In utero exposure to maternal diets containing soy protein isolate, but not genistein alone, protects young adult rat offspring from NMU-induced mammary tumorigenesis.
EMBO J. 2008 Aug 7; PMID: 17166883
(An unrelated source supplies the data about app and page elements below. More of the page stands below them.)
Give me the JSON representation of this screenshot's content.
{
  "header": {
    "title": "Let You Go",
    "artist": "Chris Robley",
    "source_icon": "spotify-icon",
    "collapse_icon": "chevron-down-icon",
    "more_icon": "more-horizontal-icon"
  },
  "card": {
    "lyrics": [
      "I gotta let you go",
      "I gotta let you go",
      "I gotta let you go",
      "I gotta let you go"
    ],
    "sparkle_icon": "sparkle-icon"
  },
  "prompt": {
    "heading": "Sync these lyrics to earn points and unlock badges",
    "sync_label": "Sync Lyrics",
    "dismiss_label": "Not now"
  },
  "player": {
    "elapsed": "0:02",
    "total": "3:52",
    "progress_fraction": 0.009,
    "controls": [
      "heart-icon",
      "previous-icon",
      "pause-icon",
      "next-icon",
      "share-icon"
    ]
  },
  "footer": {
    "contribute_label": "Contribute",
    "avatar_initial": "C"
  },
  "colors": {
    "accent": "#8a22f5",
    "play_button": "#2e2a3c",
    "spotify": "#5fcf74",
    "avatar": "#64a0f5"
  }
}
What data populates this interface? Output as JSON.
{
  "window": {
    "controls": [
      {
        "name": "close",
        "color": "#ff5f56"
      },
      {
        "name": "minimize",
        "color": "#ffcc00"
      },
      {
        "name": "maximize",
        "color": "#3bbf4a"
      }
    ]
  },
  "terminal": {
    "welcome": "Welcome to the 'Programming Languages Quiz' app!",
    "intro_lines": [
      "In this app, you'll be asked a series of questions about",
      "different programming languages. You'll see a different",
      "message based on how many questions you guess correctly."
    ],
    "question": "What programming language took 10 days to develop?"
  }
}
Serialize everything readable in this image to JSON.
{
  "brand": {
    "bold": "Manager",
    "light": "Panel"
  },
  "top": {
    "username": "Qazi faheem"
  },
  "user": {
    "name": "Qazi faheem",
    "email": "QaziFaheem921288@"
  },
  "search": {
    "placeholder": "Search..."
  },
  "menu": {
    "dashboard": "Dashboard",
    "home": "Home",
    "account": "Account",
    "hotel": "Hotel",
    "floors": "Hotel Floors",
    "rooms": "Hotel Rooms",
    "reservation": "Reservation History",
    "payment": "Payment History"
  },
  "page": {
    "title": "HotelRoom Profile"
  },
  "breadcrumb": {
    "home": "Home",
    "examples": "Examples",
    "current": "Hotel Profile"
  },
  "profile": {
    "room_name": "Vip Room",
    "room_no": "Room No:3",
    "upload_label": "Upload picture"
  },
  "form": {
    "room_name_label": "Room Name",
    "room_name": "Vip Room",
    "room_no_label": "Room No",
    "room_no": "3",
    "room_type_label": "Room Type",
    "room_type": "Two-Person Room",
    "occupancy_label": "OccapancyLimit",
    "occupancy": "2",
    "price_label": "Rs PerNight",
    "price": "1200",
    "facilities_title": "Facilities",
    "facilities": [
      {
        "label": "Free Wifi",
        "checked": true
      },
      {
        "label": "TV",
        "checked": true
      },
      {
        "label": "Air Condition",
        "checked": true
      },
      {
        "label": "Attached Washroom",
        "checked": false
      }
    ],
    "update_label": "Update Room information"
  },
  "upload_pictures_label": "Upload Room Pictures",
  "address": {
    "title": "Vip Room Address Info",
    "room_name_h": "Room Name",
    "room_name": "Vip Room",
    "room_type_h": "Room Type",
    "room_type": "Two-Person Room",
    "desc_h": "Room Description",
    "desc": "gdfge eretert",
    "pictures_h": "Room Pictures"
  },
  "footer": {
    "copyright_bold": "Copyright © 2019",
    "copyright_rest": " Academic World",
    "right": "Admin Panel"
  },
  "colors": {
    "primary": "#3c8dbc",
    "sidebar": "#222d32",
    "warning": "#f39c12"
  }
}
The linkage of nutrition and cancer prevention is an intriguing concept that is gaining widespread support. Here, we investigated the influence of developmental context on dietary protection against tumorigenesis initiated by the direct-acting carcinogen N-methyl-N-nitrosourea (NMU), and examined potential mechanisms underlying these effects. Rats were exposed only in utero or for lifetime to American Institute of Nutrition-93G diets made with casein (CAS), soy protein isolate (SPI) or CAS supplemented with genistein (GEN). Mammary glands of post-natal day (PND) 50 rats prior to NMU administration were examined for apoptotic status, pro-apoptotic gene expression and immunoreactive phosphatase and tensin homolog deleted on chromosome ten (PTEN) and epithelial cadherin (E-cadherin) levels, whereas mammary tumor parameters were evaluated 99 days post-NMU. Animals exposed only in utero to SPI had increased tumor latency, decreased tumor multiplicity and lower higher grade tumors, than those fed CAS. In utero exposure to GEN resulted in similar tumor parameters as the CAS group, whereas lifetime SPI exposure decreased tumor incidence that was not mimicked by in utero exposure alone. Mammary glands of PND50 rats fed lifetime SPI had increased terminal end bud apoptotic status and PTEN expression, than the other diet groups. Rats exposed only in utero to SPI or GEN had higher membrane E-cadherin in mammary structures than those lifetime-fed CAS or SPI. Thus, limited exposure during gestation to SPI can positively influence resistance to chemically induced mammary tumorigenesis later in life. Preventative strategies against mammary and other types of cancer might be uncovered by refinement of the developmental window for dietary factor exposure.